**TASK REQUIREMENTS**
Please copy out every line in the entries that includes the word "time".

**********

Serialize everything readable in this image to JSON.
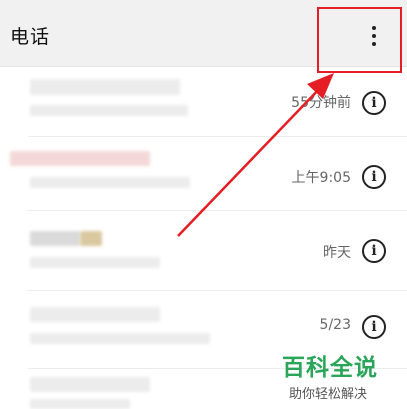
{
  "header": {
    "title": "电话",
    "menu_icon": "more-vert-icon"
  },
  "calls": [
    {
      "time": "55分钟前",
      "info_icon": "info-icon"
    },
    {
      "time": "上午9:05",
      "info_icon": "info-icon"
    },
    {
      "time": "昨天",
      "info_icon": "info-icon"
    },
    {
      "time": "5/23",
      "info_icon": "info-icon"
    }
  ],
  "annotation": {
    "color": "#e41e24"
  },
  "watermark": {
    "brand": "百科全说",
    "slogan": "助你轻松解决"
  }
}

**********

**ANSWER TO THE EXERCISE**
      "time": "55分钟前",
      "time": "上午9:05",
      "time": "昨天",
      "time": "5/23",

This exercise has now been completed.